This begs the question – how did the N8 PRP, not established upon contractual, predetermined questions, navigate such challenges? The partnership seems to have proven an exception to the rule. N8 PRP Director Professor Adam Crawford (University of Leeds) underlined this point when he commented that whilst HEFCE took a leap of faith in funding the ambitious programme of the N8 PRP, it remains unlikely that a UK Research Council – such as the Economic and Social Research Council – would have been so easily convinced. It seems that funding councils will also need to confront the many challenges that genuine co-production poses. It may be wishful thinking to suggest that UKRI – the soon to be established single, strategic body that will bring together the seven Research Councils, Innovate UK and the research and knowledge exchange functions of HEFCE – will be better placed to grasp this nettle, but only time will tell.
How change brought about by co-production might be sustained also presents significant challenges. Rebecca Teers (College of Policing) noted that sustainability is reliant upon having key structures in place. In this regard, Professor Campbell and Chief Superintendent Owen West (West Yorkshire Police) questioned whether partners’ existing structures yet fully reflect an understanding of the levels of time and resource required to effectively implement and sustain change (Chief Superintendent West has since blogged on this matter with specific regards to the police here). Meanwhile Dr Nicky Miller (College of Policing) raised the need to consider how co-production outputs might be sustained during periods of ‘downtime’, or after funding had run out. Finally, Charlie Lloyd and Geoff Page (York University and N8 PRP) outlined some of the difficulties in evaluating the impacts of co-production, notably in a context in which various local and national actors and agencies are promoting EBP.
The need to understand the complexities of the relationships/processes and the contexts in which impacts are generated was underscored in workshop discussions variously by Gillian Hunter and Tiggey May (Birkbeck College), Karen Lumsden (Loughborough University) and Andrew Leverton (South Yorkshire Police). That the N8 PRP is confronting these challenges demonstrates the degree of progress that has been made – but they will not be easy to confront. It will be interesting to see how the partnership responds, and in doing so helps shape discussion about implementing and sustaining knowledge and change in the future.

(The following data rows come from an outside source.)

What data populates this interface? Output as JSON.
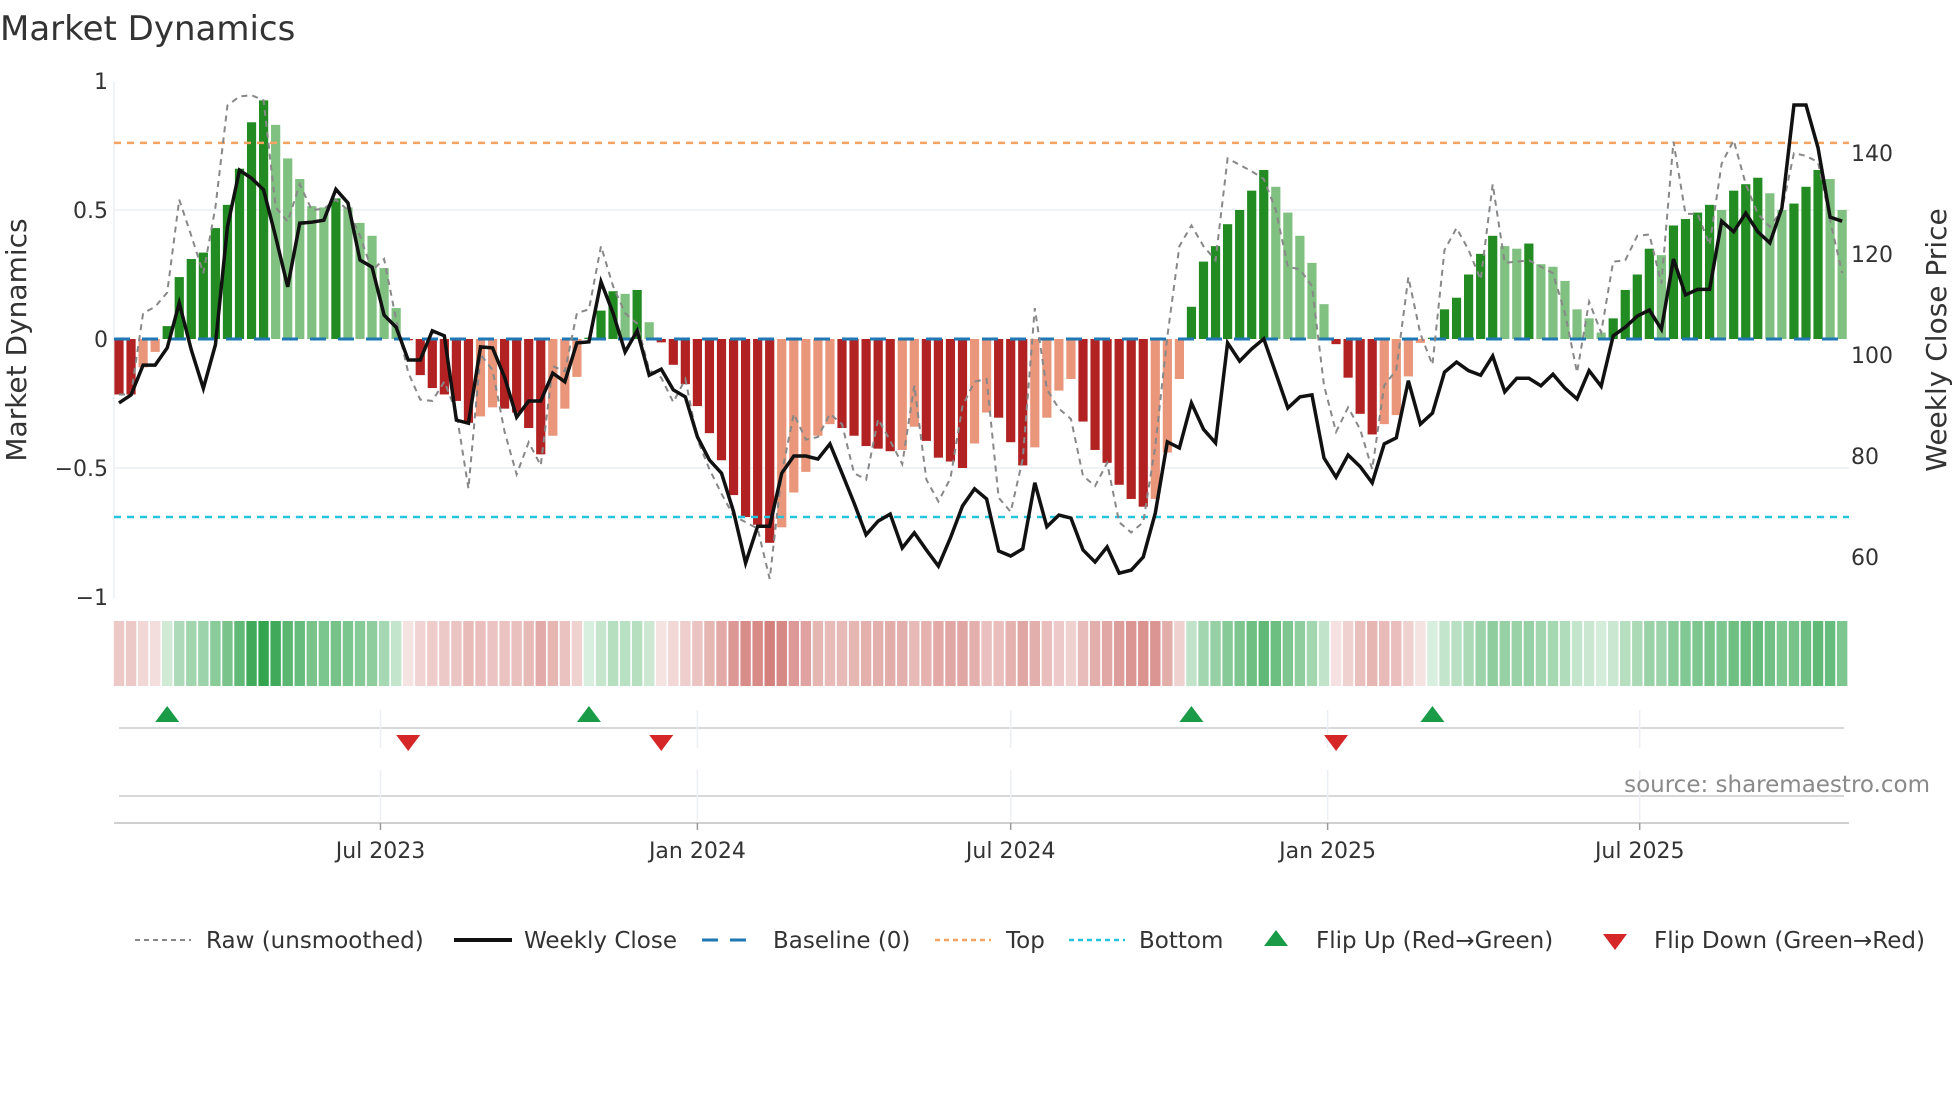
{
  "chart_data": {
    "type": "bar",
    "title": "Market Dynamics",
    "ylabel": "Market Dynamics",
    "ylabel_right": "Weekly Close Price",
    "ylim": [
      -1,
      1
    ],
    "ylim_right": [
      52,
      154
    ],
    "yticks": [
      {
        "v": 1,
        "label": "1"
      },
      {
        "v": 0.5,
        "label": "0.5"
      },
      {
        "v": 0,
        "label": "0"
      },
      {
        "v": -0.5,
        "label": "−0.5"
      },
      {
        "v": -1,
        "label": "−1"
      }
    ],
    "yticks_right": [
      {
        "v": 140,
        "label": "140"
      },
      {
        "v": 120,
        "label": "120"
      },
      {
        "v": 100,
        "label": "100"
      },
      {
        "v": 80,
        "label": "80"
      },
      {
        "v": 60,
        "label": "60"
      }
    ],
    "xticks": [
      {
        "week": 21.7,
        "label": "Jul 2023"
      },
      {
        "week": 48.0,
        "label": "Jan 2024"
      },
      {
        "week": 74.0,
        "label": "Jul 2024"
      },
      {
        "week": 100.3,
        "label": "Jan 2025"
      },
      {
        "week": 126.2,
        "label": "Jul 2025"
      }
    ],
    "top_threshold": 0.76,
    "bottom_threshold": -0.69,
    "baseline": 0,
    "smoothed": [
      -0.215,
      -0.215,
      -0.11,
      -0.05,
      0.05,
      0.24,
      0.31,
      0.335,
      0.43,
      0.52,
      0.66,
      0.84,
      0.925,
      0.83,
      0.7,
      0.62,
      0.515,
      0.51,
      0.545,
      0.51,
      0.45,
      0.4,
      0.275,
      0.12,
      -0.005,
      -0.14,
      -0.19,
      -0.215,
      -0.24,
      -0.325,
      -0.3,
      -0.265,
      -0.27,
      -0.285,
      -0.345,
      -0.447,
      -0.375,
      -0.27,
      -0.147,
      0.005,
      0.11,
      0.185,
      0.175,
      0.19,
      0.065,
      -0.013,
      -0.1,
      -0.175,
      -0.26,
      -0.365,
      -0.47,
      -0.605,
      -0.69,
      -0.72,
      -0.79,
      -0.73,
      -0.595,
      -0.515,
      -0.375,
      -0.33,
      -0.345,
      -0.375,
      -0.415,
      -0.425,
      -0.435,
      -0.43,
      -0.34,
      -0.395,
      -0.46,
      -0.475,
      -0.5,
      -0.405,
      -0.285,
      -0.305,
      -0.4,
      -0.49,
      -0.42,
      -0.305,
      -0.2,
      -0.155,
      -0.32,
      -0.43,
      -0.48,
      -0.565,
      -0.62,
      -0.65,
      -0.62,
      -0.44,
      -0.155,
      0.125,
      0.3,
      0.36,
      0.445,
      0.5,
      0.575,
      0.655,
      0.59,
      0.49,
      0.4,
      0.295,
      0.135,
      -0.02,
      -0.15,
      -0.29,
      -0.37,
      -0.33,
      -0.295,
      -0.145,
      -0.015,
      0.005,
      0.115,
      0.16,
      0.25,
      0.33,
      0.4,
      0.36,
      0.35,
      0.37,
      0.29,
      0.28,
      0.225,
      0.115,
      0.08,
      0.025,
      0.08,
      0.19,
      0.25,
      0.35,
      0.325,
      0.44,
      0.465,
      0.49,
      0.52,
      0.5,
      0.575,
      0.6,
      0.625,
      0.565,
      0.5,
      0.525,
      0.59,
      0.655,
      0.62,
      0.5
    ],
    "raw": [
      -0.215,
      -0.215,
      0.1,
      0.125,
      0.18,
      0.54,
      0.4,
      0.255,
      0.51,
      0.905,
      0.94,
      0.945,
      0.925,
      0.51,
      0.455,
      0.6,
      0.5,
      0.505,
      0.54,
      0.5,
      0.4,
      0.265,
      0.31,
      0.075,
      -0.13,
      -0.235,
      -0.24,
      -0.165,
      -0.285,
      -0.58,
      -0.06,
      -0.12,
      -0.36,
      -0.525,
      -0.4,
      -0.49,
      -0.105,
      -0.125,
      0.1,
      0.115,
      0.36,
      0.205,
      0.1,
      0.06,
      -0.12,
      -0.15,
      -0.245,
      -0.155,
      -0.39,
      -0.505,
      -0.6,
      -0.685,
      -0.71,
      -0.735,
      -0.93,
      -0.52,
      -0.29,
      -0.39,
      -0.38,
      -0.29,
      -0.33,
      -0.52,
      -0.545,
      -0.31,
      -0.395,
      -0.485,
      -0.18,
      -0.545,
      -0.63,
      -0.54,
      -0.26,
      -0.165,
      -0.155,
      -0.615,
      -0.67,
      -0.465,
      0.12,
      -0.195,
      -0.27,
      -0.31,
      -0.53,
      -0.57,
      -0.48,
      -0.71,
      -0.75,
      -0.71,
      -0.415,
      0.01,
      0.36,
      0.44,
      0.36,
      0.305,
      0.7,
      0.675,
      0.65,
      0.62,
      0.5,
      0.28,
      0.27,
      0.205,
      -0.18,
      -0.36,
      -0.265,
      -0.35,
      -0.505,
      -0.18,
      -0.12,
      0.24,
      0.02,
      -0.1,
      0.345,
      0.43,
      0.345,
      0.23,
      0.6,
      0.295,
      0.3,
      0.305,
      0.28,
      0.255,
      0.1,
      -0.13,
      0.145,
      0.025,
      0.3,
      0.305,
      0.4,
      0.405,
      0.215,
      0.765,
      0.485,
      0.485,
      0.365,
      0.68,
      0.77,
      0.6,
      0.485,
      0.435,
      0.5,
      0.72,
      0.71,
      0.685,
      0.46,
      0.255
    ],
    "weekly_close": [
      90.5,
      92.1,
      98,
      98,
      101.4,
      110.3,
      101,
      93.4,
      102,
      125.4,
      136.6,
      135,
      132.7,
      123.4,
      113.5,
      126.1,
      126.3,
      126.7,
      132.8,
      130.1,
      118.8,
      117.4,
      107.9,
      105.5,
      99,
      99,
      104.8,
      103.8,
      87.1,
      86.5,
      101.6,
      101.4,
      95.6,
      87.7,
      90.9,
      90.9,
      96.4,
      94.7,
      102.4,
      102.6,
      114.5,
      108.3,
      100.6,
      104.8,
      96,
      97.2,
      93.1,
      91.7,
      83.8,
      79.2,
      76.6,
      69,
      58.8,
      66.1,
      66.1,
      76.6,
      80,
      80,
      79.4,
      82.4,
      76.6,
      70.7,
      64.4,
      67.1,
      68.5,
      61.8,
      64.8,
      61.4,
      58.2,
      63.8,
      70.1,
      73.5,
      71.5,
      61.2,
      60.2,
      61.6,
      74.7,
      66,
      68.3,
      67.7,
      61.4,
      59,
      62,
      56.8,
      57.4,
      60,
      68.7,
      82.8,
      81.6,
      90.5,
      85.3,
      82.6,
      102.4,
      98.8,
      101.2,
      103.2,
      96.4,
      89.5,
      91.7,
      92.1,
      79.6,
      75.8,
      80.2,
      77.9,
      74.7,
      82.4,
      83.6,
      94.9,
      86.3,
      88.5,
      96.6,
      98.6,
      96.9,
      96,
      99.8,
      92.7,
      95.4,
      95.4,
      93.9,
      96.2,
      93.4,
      91.3,
      96.9,
      93.8,
      103.8,
      105.5,
      107.7,
      108.9,
      105.1,
      119,
      111.9,
      113,
      113,
      126.5,
      124.4,
      128.1,
      124.4,
      122.2,
      129.1,
      149.5,
      149.5,
      141,
      127.3,
      126.5
    ],
    "flips_up_week": [
      4,
      39,
      89,
      109
    ],
    "flips_down_week": [
      24,
      45,
      101
    ],
    "legend": {
      "placement": "bottom",
      "items": [
        "Raw (unsmoothed)",
        "Weekly Close",
        "Baseline (0)",
        "Top",
        "Bottom",
        "Flip Up (Red→Green)",
        "Flip Down (Green→Red)"
      ]
    },
    "source": "source: sharemaestro.com",
    "colors": {
      "rising_green": "#228b22",
      "falling_green": "#80c080",
      "falling_red": "#b22222",
      "rising_red": "#e9967a",
      "top": "#f4a460",
      "bottom": "#22c4de",
      "baseline": "#1f77b4",
      "raw": "#888888",
      "close": "#111111",
      "flip_up": "#1a9b48",
      "flip_down": "#d62728"
    }
  }
}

Crawford, A. (2017) ‘Research co-production and knowledge mobilisation in policing’, in J. Knutsson and L. Thompson (eds.) Advances in Evidence-Based Policing. Abingdon: Routledge.
Written by Sean Butcher, University of Leeds
Evaluating Research Co-Production workshop, York Medical Society, March 23rd, 2017
N8 Policing Research Partnership Event Review
Note: N8 PRP blog articles give the views of the author(s), and do not always reflect the views or position of the N8 PRP, nor any of the partner organisations.